Twist drill

Masonry (Carbide tip) drill

Spade or Paddle Bit

Forstner Bit

Auger bit
Expansive bit

'carbon steel', these bits are specially ground for drilling wood and should not be used for drilling metals, they tend to be more brittle, less flexible than HSS bits.

High Speed Steel Bits (HSS): Considered to be the industry standard, general purpose drill bit. They perform general purpose drilling with hand and machine tools.

Exotic materials these days include black oxide, titanium and cobalt.

Cobalt Steel Drill Bits : A more durable, heavy duty high speed steel drill bit that will retain strength and hardness at higher temperatures. Cobalt bits will drill extremely hard materials, including hardened stainless steel, cast iron and titanium.

Tin Coated (Titanium) Drill Bits: Super hard titanium nitride surface treatment improves drill life, chip ejection, and productivity; decreases horsepower requirement. Titanium is designed for repetitive heavy-duty drilling in wood, plastic, common stainless steels, carbon and alloy steels, and soft cast iron.

Zirconium-coated bits, such as the Craftsman bit sets, are coated with Zirconium nitride for extra strength and feature a split-point and groove design that breaks up chips for faster penetration and more precise drilling.
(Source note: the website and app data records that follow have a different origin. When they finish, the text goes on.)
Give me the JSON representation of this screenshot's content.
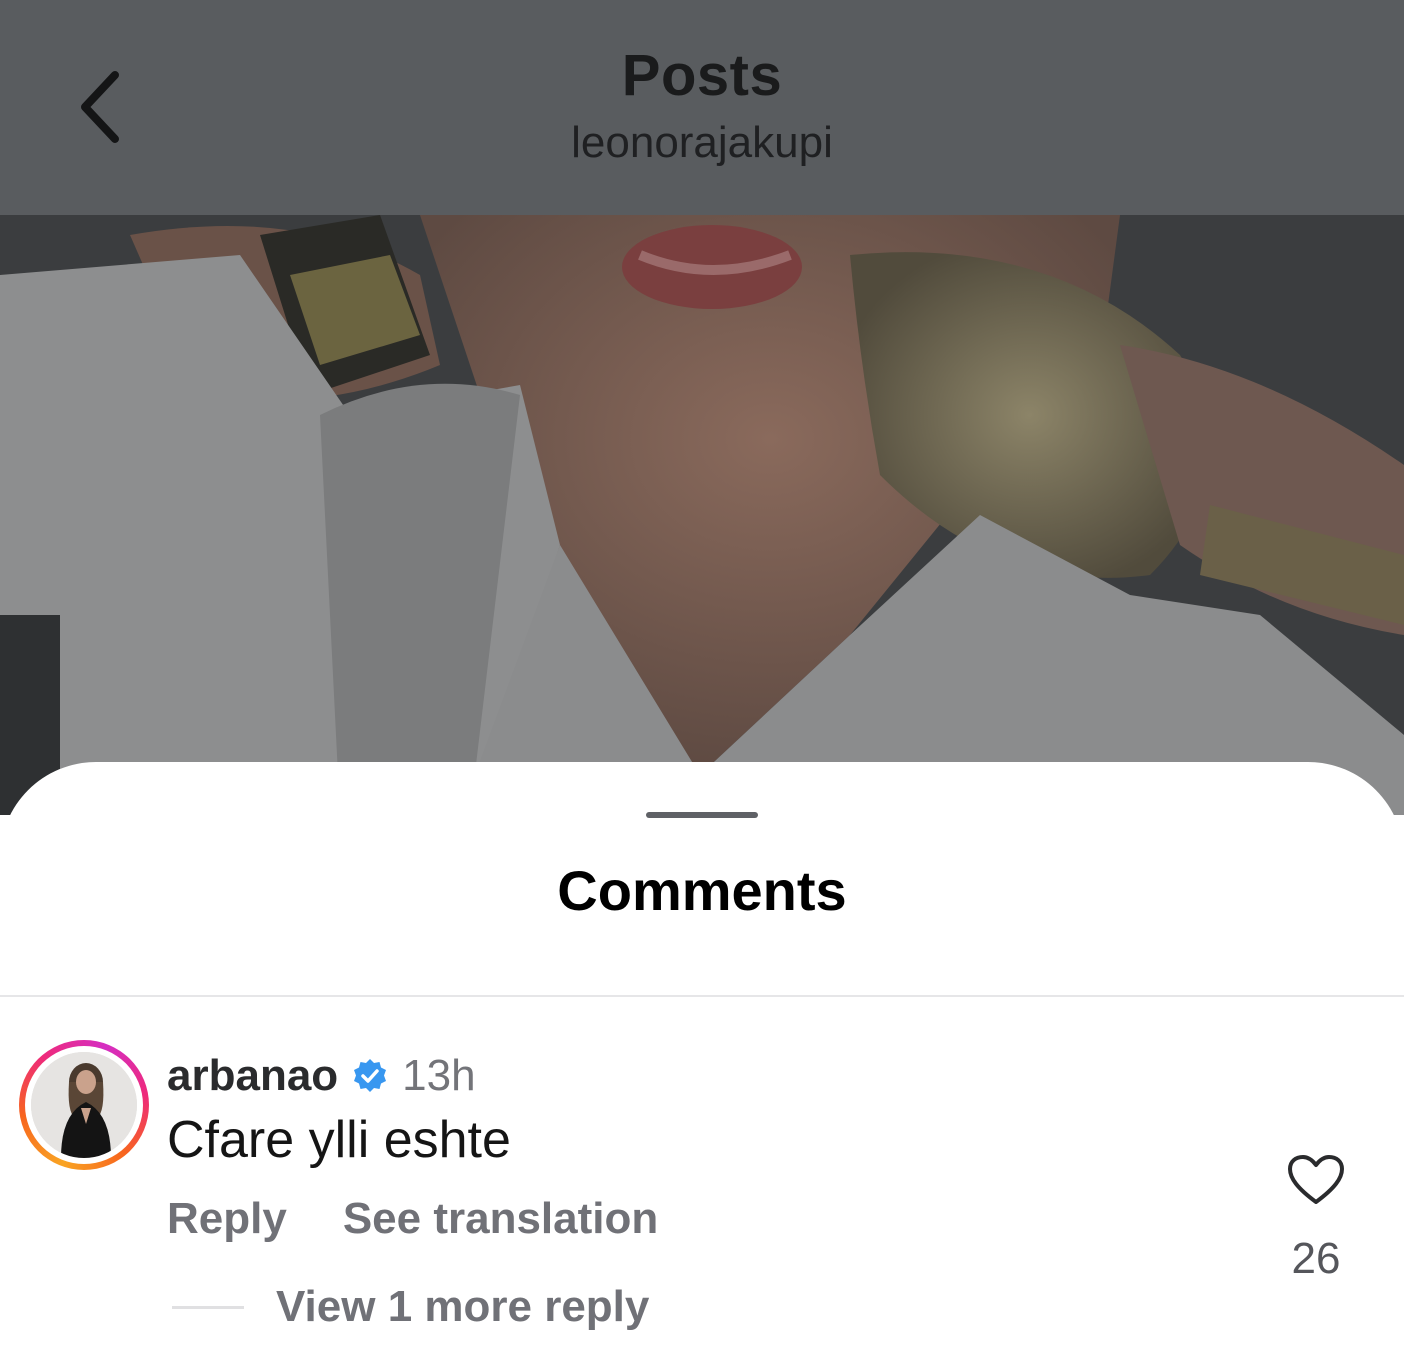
{
  "header": {
    "title": "Posts",
    "subtitle": "leonorajakupi"
  },
  "sheet": {
    "title": "Comments"
  },
  "comment": {
    "username": "arbanao",
    "verified": true,
    "time": "13h",
    "text": "Cfare ylli eshte",
    "reply_label": "Reply",
    "translate_label": "See translation",
    "like_count": "26",
    "view_more_replies": "View 1 more reply"
  },
  "colors": {
    "header_dim": "#595c5f",
    "verified_blue": "#3897f0",
    "ring_gradient": [
      "#f9a423",
      "#ee2a7b",
      "#d52ec2"
    ]
  },
  "icons": {
    "back": "chevron-left-icon",
    "verified": "verified-badge-icon",
    "like": "heart-outline-icon"
  }
}
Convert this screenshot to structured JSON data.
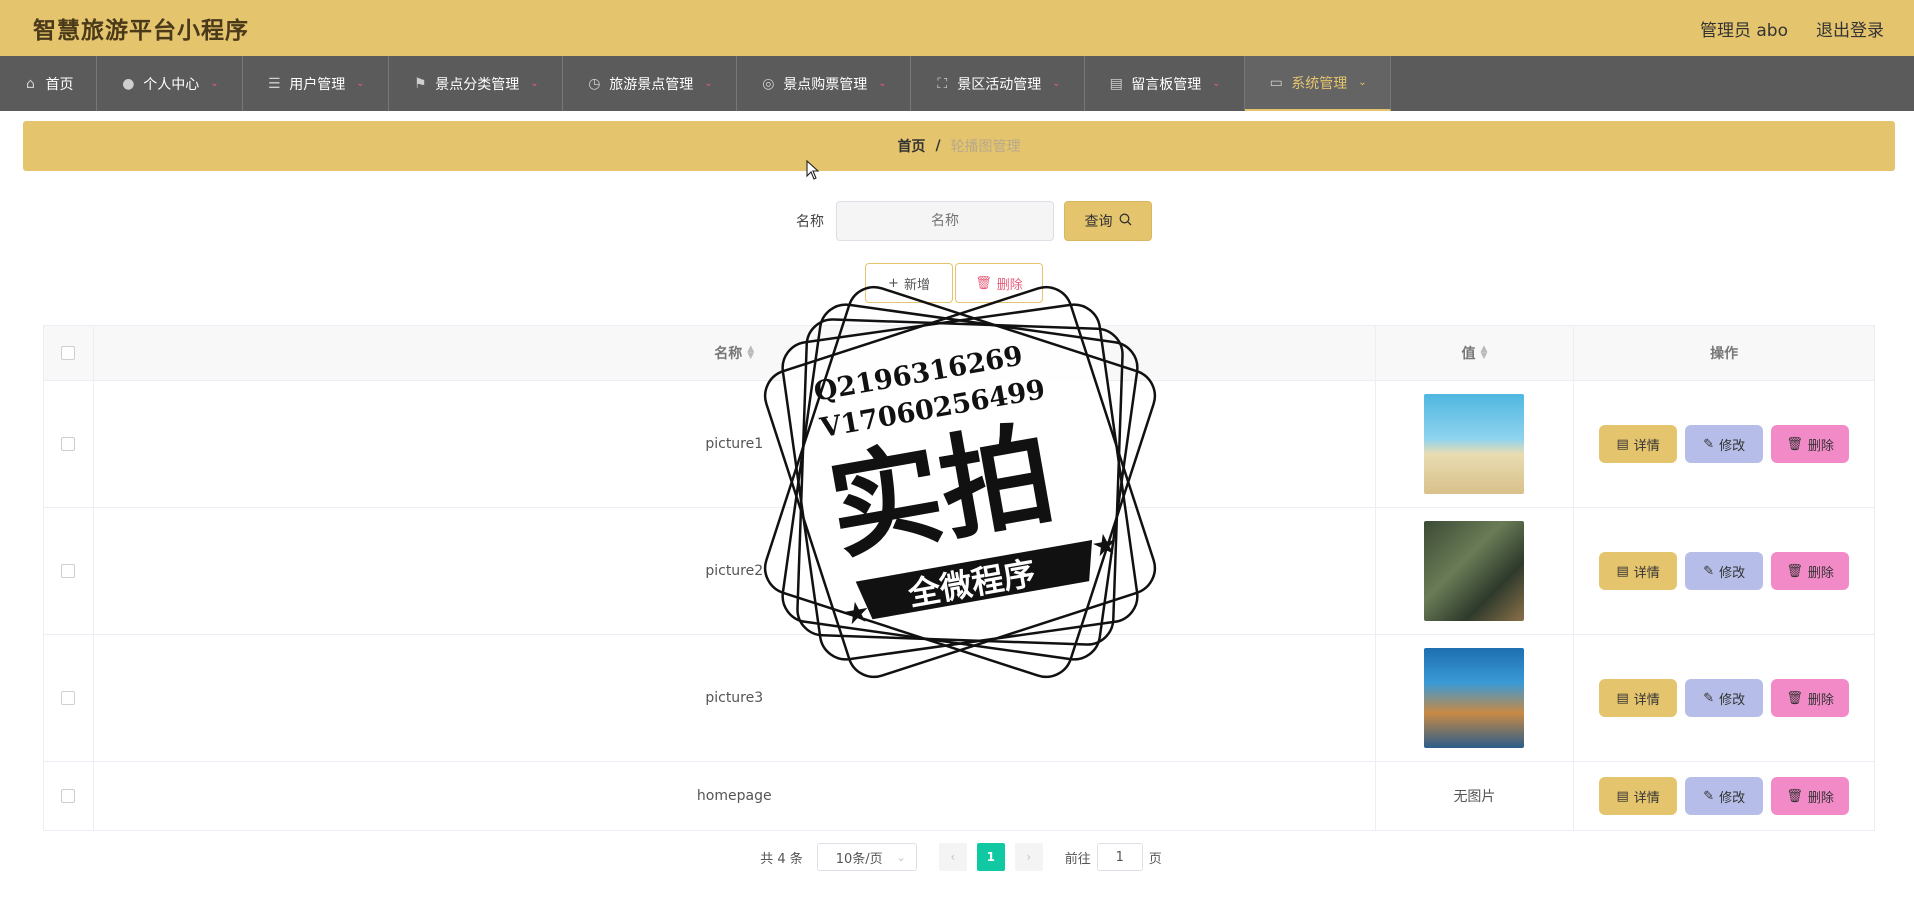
{
  "app": {
    "title": "智慧旅游平台小程序",
    "user": "管理员 abo",
    "logout": "退出登录"
  },
  "nav": {
    "items": [
      {
        "label": "首页",
        "icon": "home-icon",
        "has_caret": false
      },
      {
        "label": "个人中心",
        "icon": "user-icon",
        "has_caret": true
      },
      {
        "label": "用户管理",
        "icon": "list-icon",
        "has_caret": true
      },
      {
        "label": "景点分类管理",
        "icon": "flag-icon",
        "has_caret": true
      },
      {
        "label": "旅游景点管理",
        "icon": "clock-icon",
        "has_caret": true
      },
      {
        "label": "景点购票管理",
        "icon": "compass-icon",
        "has_caret": true
      },
      {
        "label": "景区活动管理",
        "icon": "fullscreen-icon",
        "has_caret": true
      },
      {
        "label": "留言板管理",
        "icon": "briefcase-icon",
        "has_caret": true
      },
      {
        "label": "系统管理",
        "icon": "monitor-icon",
        "has_caret": true,
        "active": true
      }
    ]
  },
  "breadcrumb": {
    "home": "首页",
    "separator": "/",
    "current": "轮播图管理"
  },
  "search": {
    "label": "名称",
    "placeholder": "名称",
    "query_button": "查询"
  },
  "actions": {
    "add": "新增",
    "delete": "删除"
  },
  "table": {
    "headers": {
      "name": "名称",
      "value": "值",
      "ops": "操作"
    },
    "rows": [
      {
        "name": "picture1",
        "value_type": "image"
      },
      {
        "name": "picture2",
        "value_type": "image"
      },
      {
        "name": "picture3",
        "value_type": "image"
      },
      {
        "name": "homepage",
        "value_type": "text",
        "value": "无图片"
      }
    ],
    "op_labels": {
      "detail": "详情",
      "edit": "修改",
      "delete": "删除"
    }
  },
  "pagination": {
    "total": "共 4 条",
    "page_size": "10条/页",
    "current_page": "1",
    "goto_prefix": "前往",
    "goto_value": "1",
    "goto_suffix": "页"
  },
  "watermark": {
    "line1": "Q2196316269",
    "line2": "V17060256499",
    "main": "实拍",
    "banner": "全微程序"
  },
  "colors": {
    "accent": "#e5c46e",
    "nav_bg": "#5b5b5b",
    "edit": "#b6bde8",
    "delete": "#f28ac8",
    "page_active": "#10c9a2"
  }
}
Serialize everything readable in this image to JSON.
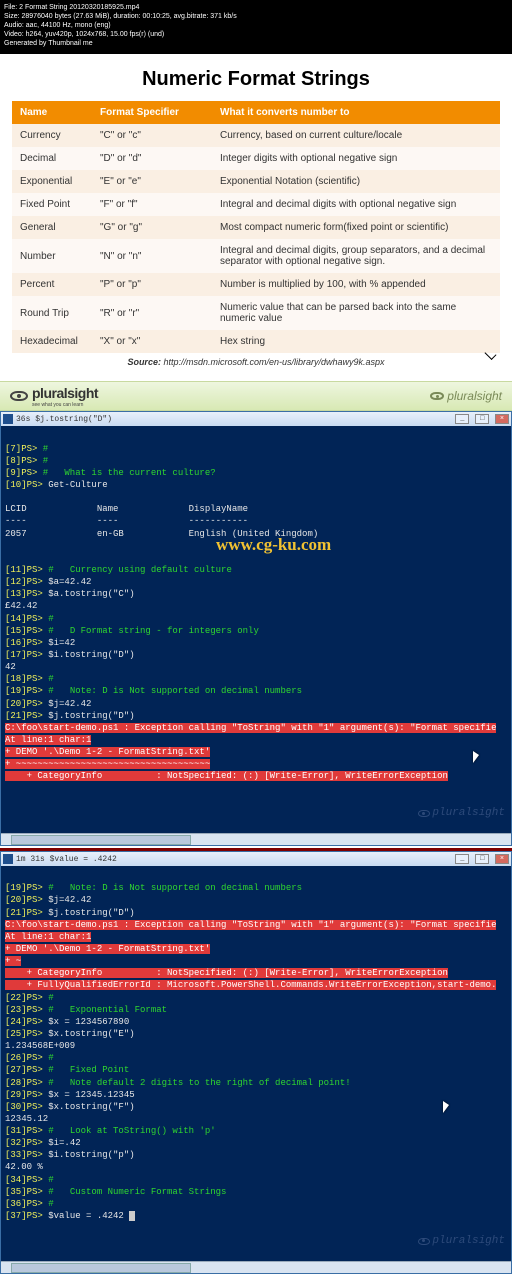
{
  "meta": {
    "l1": "File: 2 Format String 20120320185925.mp4",
    "l2": "Size: 28976040 bytes (27.63 MiB), duration: 00:10:25, avg.bitrate: 371 kb/s",
    "l3": "Audio: aac, 44100 Hz, mono (eng)",
    "l4": "Video: h264, yuv420p, 1024x768, 15.00 fps(r) (und)",
    "l5": "Generated by Thumbnail me"
  },
  "slide": {
    "title": "Numeric Format Strings",
    "headers": {
      "h1": "Name",
      "h2": "Format Specifier",
      "h3": "What it converts number to"
    },
    "rows": [
      {
        "c1": "Currency",
        "c2": "\"C\" or \"c\"",
        "c3": "Currency, based on current culture/locale"
      },
      {
        "c1": "Decimal",
        "c2": "\"D\" or \"d\"",
        "c3": "Integer digits with optional negative sign"
      },
      {
        "c1": "Exponential",
        "c2": "\"E\" or \"e\"",
        "c3": "Exponential Notation (scientific)"
      },
      {
        "c1": "Fixed Point",
        "c2": "\"F\" or \"f\"",
        "c3": "Integral and decimal digits with optional negative sign"
      },
      {
        "c1": "General",
        "c2": "\"G\" or \"g\"",
        "c3": "Most compact numeric form(fixed point or scientific)"
      },
      {
        "c1": "Number",
        "c2": "\"N\" or \"n\"",
        "c3": "Integral and decimal digits, group separators, and a decimal separator with optional negative sign."
      },
      {
        "c1": "Percent",
        "c2": "\"P\" or \"p\"",
        "c3": "Number is multiplied by 100, with % appended"
      },
      {
        "c1": "Round Trip",
        "c2": "\"R\" or \"r\"",
        "c3": "Numeric value that can be parsed back into the same numeric value"
      },
      {
        "c1": "Hexadecimal",
        "c2": "\"X\" or \"x\"",
        "c3": "Hex string"
      }
    ],
    "source_label": "Source:",
    "source_url": "http://msdn.microsoft.com/en-us/library/dwhawy9k.aspx"
  },
  "psbar": {
    "brand": "pluralsight",
    "tag": "see what you can learn",
    "right": "pluralsight"
  },
  "win1": {
    "title": "36s  $j.tostring(\"D\")",
    "min": "_",
    "max": "□",
    "close": "×",
    "lines": {
      "p7": "[7]PS>",
      "p7a": " #",
      "p8": "[8]PS>",
      "p8a": " #",
      "p9": "[9]PS>",
      "p9a": " #   What is the current culture?",
      "p10": "[10]PS>",
      "p10a": " Get-Culture",
      "hdr": "LCID             Name             DisplayName",
      "dsh": "----             ----             -----------",
      "row": "2057             en-GB            English (United Kingdom)",
      "p11": "[11]PS>",
      "p11a": " #   Currency using default culture",
      "p12": "[12]PS>",
      "p12a": " $a=42.42",
      "p13": "[13]PS>",
      "p13a": " $a.tostring(\"C\")",
      "out1": "£42.42",
      "p14": "[14]PS>",
      "p14a": " #",
      "p15": "[15]PS>",
      "p15a": " #   D Format string - for integers only",
      "p16": "[16]PS>",
      "p16a": " $i=42",
      "p17": "[17]PS>",
      "p17a": " $i.tostring(\"D\")",
      "out2": "42",
      "p18": "[18]PS>",
      "p18a": " #",
      "p19": "[19]PS>",
      "p19a": " #   Note: D is Not supported on decimal numbers",
      "p20": "[20]PS>",
      "p20a": " $j=42.42",
      "p21": "[21]PS>",
      "p21a": " $j.tostring(\"D\")",
      "err1": "C:\\foo\\start-demo.ps1 : Exception calling \"ToString\" with \"1\" argument(s): \"Format specifie",
      "err2": "At line:1 char:1",
      "err3": "+ DEMO '.\\Demo 1-2 - FormatString.txt'",
      "err4": "+ ~~~~~~~~~~~~~~~~~~~~~~~~~~~~~~~~~~~~",
      "err5": "    + CategoryInfo          : NotSpecified: (:) [Write-Error], WriteErrorException",
      "watermark": "www.cg-ku.com",
      "footer": "pluralsight"
    }
  },
  "win2": {
    "title": "1m 31s  $value = .4242",
    "min": "_",
    "max": "□",
    "close": "×",
    "lines": {
      "p19": "[19]PS>",
      "p19a": " #   Note: D is Not supported on decimal numbers",
      "p20": "[20]PS>",
      "p20a": " $j=42.42",
      "p21": "[21]PS>",
      "p21a": " $j.tostring(\"D\")",
      "err1": "C:\\foo\\start-demo.ps1 : Exception calling \"ToString\" with \"1\" argument(s): \"Format specifie",
      "err2": "At line:1 char:1",
      "err3": "+ DEMO '.\\Demo 1-2 - FormatString.txt'",
      "err4": "+ ~",
      "err5": "    + CategoryInfo          : NotSpecified: (:) [Write-Error], WriteErrorException",
      "err6": "    + FullyQualifiedErrorId : Microsoft.PowerShell.Commands.WriteErrorException,start-demo.",
      "p22": "[22]PS>",
      "p22a": " #",
      "p23": "[23]PS>",
      "p23a": " #   Exponential Format",
      "p24": "[24]PS>",
      "p24a": " $x = 1234567890",
      "p25": "[25]PS>",
      "p25a": " $x.tostring(\"E\")",
      "out1": "1.234568E+009",
      "p26": "[26]PS>",
      "p26a": " #",
      "p27": "[27]PS>",
      "p27a": " #   Fixed Point",
      "p28": "[28]PS>",
      "p28a": " #   Note default 2 digits to the right of decimal point!",
      "p29": "[29]PS>",
      "p29a": " $x = 12345.12345",
      "p30": "[30]PS>",
      "p30a": " $x.tostring(\"F\")",
      "out2": "12345.12",
      "p31": "[31]PS>",
      "p31a": " #   Look at ToString() with 'p'",
      "p32": "[32]PS>",
      "p32a": " $i=.42",
      "p33": "[33]PS>",
      "p33a": " $i.tostring(\"p\")",
      "out3": "42.00 %",
      "p34": "[34]PS>",
      "p34a": " #",
      "p35": "[35]PS>",
      "p35a": " #   Custom Numeric Format Strings",
      "p36": "[36]PS>",
      "p36a": " #",
      "p37": "[37]PS>",
      "p37a": " $value = .4242 ",
      "footer": "pluralsight"
    }
  }
}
The point design eliminates walking.

Masonry bit - The cutting tip is often made from tungsten carbide bonded to a spiralled steel shaft. Some masonry drills are described as 'durium tipped', this term refers to a highly durable silicon bronze alloy used instead of tungsten as the cutting point.

Tile Bit A bit for drilling ceramic tiles and glass, it has a ground tungsten carbide tip. They can be used with a hand drill, but are best used in a variable speed power drill on a slow speed. When drilling glass, some form of lubricant (i.e. turpentine or white spirit ) should be used to keep the tip cool.

High cobalt alloy tool steels are best known for having excellent wear and corrosion resistance over a wide variation of temperature ranges.
Those manufactured from M35 cobalt steel which is similar to M2 (standard high speed steel) but which contains 5% cobalt added. The addition of cobalt increases heat resistance, allowing the higher speeds needed to cut stainless and other hard materials.

M42 is a high speed steel alloy similar to M35, however it contains roughly 8% cobalt, enabling it to withstand even higher cutting speeds and temperatures, without losing temper. Additionally, wear and chipping are reduced particularly during interrupted cuts.

High speed cobalt tools are often identified by the letters HSS-Co, either stamped or electro-etched on the shank of the tool.

In recent years, drill manufacturers have adopted a uniform bronze color as an industry standard to identify cobalt tools. This color should not be confused with the bright gold color associated with TIN-coated cutters (see Tin Coated drills).

The most common twist drill (the one sold in general hardware stores) has a point angle of 118 degrees. This is a suitable angle for a wide array of tasks, and will not cause the uninitiated operator undue stress by wandering or digging in. A more aggressive (sharper) angle, such as 90 degrees, is suited for very soft plastics and other materials. The bit will generally be self-starting and cut very quickly. A shallower angle, such as 150 degrees, is suited for drilling steels and other tougher materials.

Close Look at Drill Bits By Monte Burch at xtremeHowTo.com
Drill Bits at DIYdata.com
Cobalt Drill Bits - HermansCentral.com available at HermansCentral.com

last updated 22 Apr 2009